Internet Explorer became such a bane to web developers that even Microsoft itself declared for its extinction.
Now that IE6 is out of the way, what about IE7 and IE8?
How many IE versions are we going to contend with anyway!?!
IE8 brings more to the table, like localStorage, postMEssage and hashchange event, but it too has its limitations. Remember, IE8 was released in 2009, so it’s far from contemporary.
The problem comes with Windows XP.
XP accounts for 46.6% of Windows users, and since IE9 isn’t available for XP, its global adoption is severally stunted:

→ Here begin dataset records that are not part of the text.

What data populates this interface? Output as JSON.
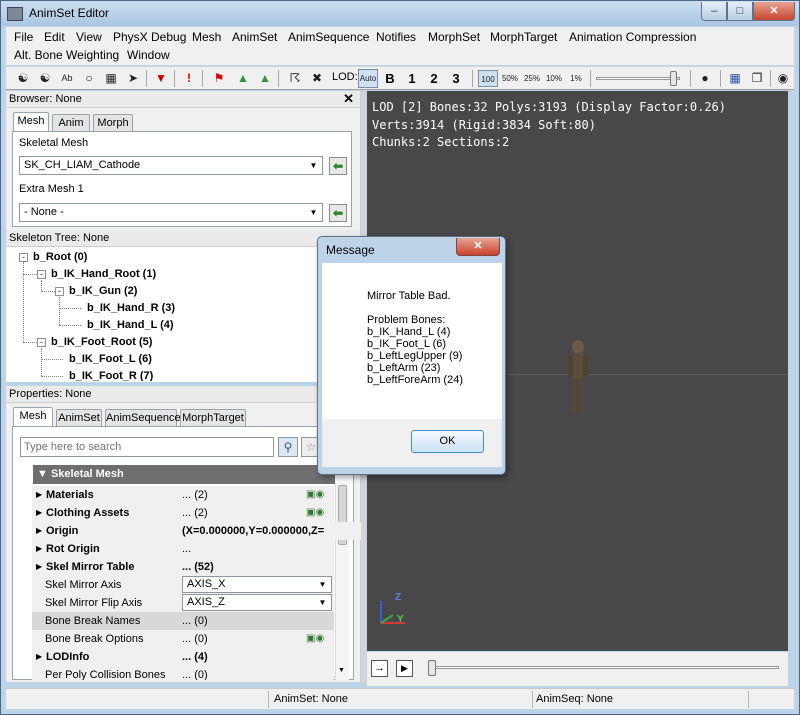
{
  "window": {
    "title": "AnimSet Editor",
    "controls": {
      "minimize": "–",
      "maximize": "□",
      "close": "✕"
    }
  },
  "menu": {
    "row1": [
      "File",
      "Edit",
      "View",
      "PhysX Debug",
      "Mesh",
      "AnimSet",
      "AnimSequence",
      "Notifies",
      "MorphSet",
      "MorphTarget",
      "Animation Compression"
    ],
    "row2": [
      "Alt. Bone Weighting",
      "Window"
    ]
  },
  "toolbar": {
    "lod_label": "LOD:",
    "lod_auto": "Auto",
    "lod_levels": [
      "B",
      "1",
      "2",
      "3"
    ],
    "playback_rates": [
      "100",
      "50%",
      "25%",
      "10%",
      "1%"
    ]
  },
  "browser": {
    "title": "Browser: None",
    "tabs": [
      "Mesh",
      "Anim",
      "Morph"
    ],
    "skeletal_mesh_label": "Skeletal Mesh",
    "skeletal_mesh_value": "SK_CH_LIAM_Cathode",
    "extra_mesh_label": "Extra Mesh 1",
    "extra_mesh_value": "- None -"
  },
  "skeleton_tree": {
    "title": "Skeleton Tree: None",
    "nodes": [
      "b_Root (0)",
      "b_IK_Hand_Root (1)",
      "b_IK_Gun (2)",
      "b_IK_Hand_R (3)",
      "b_IK_Hand_L (4)",
      "b_IK_Foot_Root (5)",
      "b_IK_Foot_L (6)",
      "b_IK_Foot_R (7)"
    ]
  },
  "properties": {
    "title": "Properties: None",
    "tabs": [
      "Mesh",
      "AnimSet",
      "AnimSequence",
      "MorphTarget"
    ],
    "search_placeholder": "Type here to search",
    "category": "Skeletal Mesh",
    "rows": [
      {
        "name": "Materials",
        "value": "... (2)"
      },
      {
        "name": "Clothing Assets",
        "value": "... (2)"
      },
      {
        "name": "Origin",
        "value": "(X=0.000000,Y=0.000000,Z="
      },
      {
        "name": "Rot Origin",
        "value": "..."
      },
      {
        "name": "Skel Mirror Table",
        "value": "... (52)"
      },
      {
        "name": "Skel Mirror Axis",
        "value": "AXIS_X"
      },
      {
        "name": "Skel Mirror Flip Axis",
        "value": "AXIS_Z"
      },
      {
        "name": "Bone Break Names",
        "value": "... (0)"
      },
      {
        "name": "Bone Break Options",
        "value": "... (0)"
      },
      {
        "name": "LODInfo",
        "value": "... (4)"
      },
      {
        "name": "Per Poly Collision Bones",
        "value": "... (0)"
      }
    ]
  },
  "viewport": {
    "stats": [
      "LOD [2] Bones:32 Polys:3193 (Display Factor:0.26)",
      "Verts:3914 (Rigid:3834 Soft:80)",
      "Chunks:2 Sections:2"
    ],
    "axis_labels": {
      "z": "Z",
      "y": "Y"
    }
  },
  "dialog": {
    "title": "Message",
    "lines": [
      "Mirror Table Bad.",
      "",
      "Problem Bones:",
      "b_IK_Hand_L (4)",
      "b_IK_Foot_L (6)",
      "b_LeftLegUpper (9)",
      "b_LeftArm (23)",
      "b_LeftForeArm (24)"
    ],
    "ok_label": "OK"
  },
  "status": {
    "animset": "AnimSet: None",
    "animseq": "AnimSeq: None"
  },
  "colors": {
    "viewport_bg": "#484848",
    "frame": "#bcd3e8",
    "close_red": "#c7432b"
  }
}
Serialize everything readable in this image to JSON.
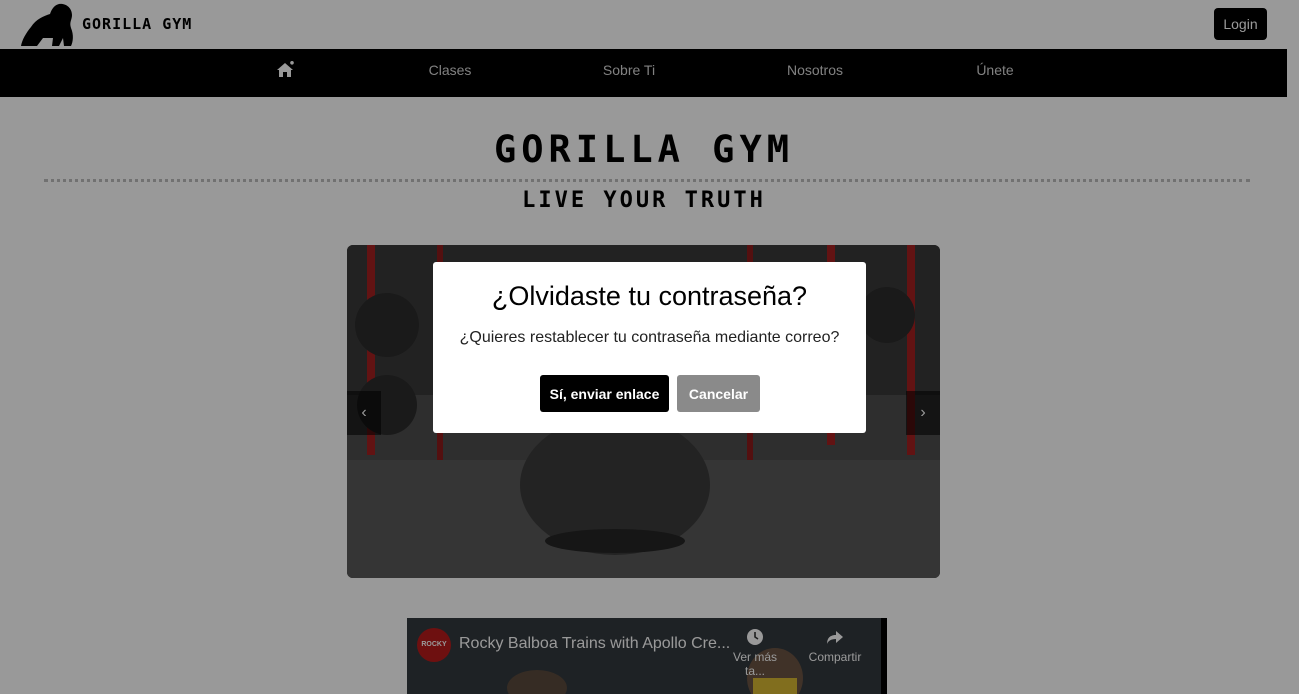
{
  "header": {
    "brand": "GORILLA GYM",
    "login_label": "Login",
    "logo_icon": "gorilla-logo-icon"
  },
  "nav": {
    "home_icon": "home-icon",
    "items": [
      {
        "label": "Clases"
      },
      {
        "label": "Sobre Ti"
      },
      {
        "label": "Nosotros"
      },
      {
        "label": "Únete"
      }
    ]
  },
  "hero": {
    "title": "GORILLA GYM",
    "subtitle": "LIVE YOUR TRUTH"
  },
  "carousel": {
    "prev_label": "‹",
    "next_label": "›",
    "image": "gorilla-kettlebell-gym-photo"
  },
  "video": {
    "channel_badge": "ROCKY",
    "title": "Rocky Balboa Trains with Apollo Cre...",
    "watch_later_label": "Ver más ta...",
    "share_label": "Compartir"
  },
  "modal": {
    "title": "¿Olvidaste tu contraseña?",
    "text": "¿Quieres restablecer tu contraseña mediante correo?",
    "confirm_label": "Sí, enviar enlace",
    "cancel_label": "Cancelar"
  }
}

Only Microsoft would shoot them in the foot like this. After all, Firefox and Chrome continues to ship versions that will run on XP. So, unless a huge portion of XP users upgrade or their PC dies, we’re going to be contending with multiple outdated browsers for quite some time.
Unfortunately, that’s not the end of it.

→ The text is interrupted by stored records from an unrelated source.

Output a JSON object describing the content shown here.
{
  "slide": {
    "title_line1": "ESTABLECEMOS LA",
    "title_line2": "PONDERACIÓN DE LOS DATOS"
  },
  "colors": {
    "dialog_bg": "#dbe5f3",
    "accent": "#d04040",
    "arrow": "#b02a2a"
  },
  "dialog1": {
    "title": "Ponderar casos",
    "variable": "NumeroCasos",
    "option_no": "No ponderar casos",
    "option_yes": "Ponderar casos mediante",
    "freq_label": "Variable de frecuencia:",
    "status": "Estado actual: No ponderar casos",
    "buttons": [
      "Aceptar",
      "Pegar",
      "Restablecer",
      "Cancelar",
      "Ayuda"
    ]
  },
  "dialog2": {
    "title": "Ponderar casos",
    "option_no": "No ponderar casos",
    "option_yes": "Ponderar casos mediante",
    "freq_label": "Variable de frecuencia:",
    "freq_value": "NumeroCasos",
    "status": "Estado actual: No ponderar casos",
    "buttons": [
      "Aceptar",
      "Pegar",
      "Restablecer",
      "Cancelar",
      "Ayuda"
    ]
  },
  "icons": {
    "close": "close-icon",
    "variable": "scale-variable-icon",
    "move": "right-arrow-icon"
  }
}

Although Firefox and Chrome are on a six week release cycle, Microsoft has upped their cycle to once a year. Nice, right?
Dean Hachamovitch, IE Corporate VP says,
Products like Windows and Office have a lifecycle policy that typically runs 10+ years because that’s what these organizations need. As part of Windows, IE honors that 10+ year commitment.
According to Microsoft support, IE9 and IE10 are scheduled to be sunset in 2020.
Since IE8 shipped with Windows 7, you can look at dropping support in nine years.
If we follow the thread, we see that IE17 will be released in 2019, just before IE8, 9 and 10 are gone.
So, as a web developer, you’ll be expected to support one version of Chrome, Firefox, Safari and Opera and ten versions of IE?
This is a bad plan.
[via Paul Irish]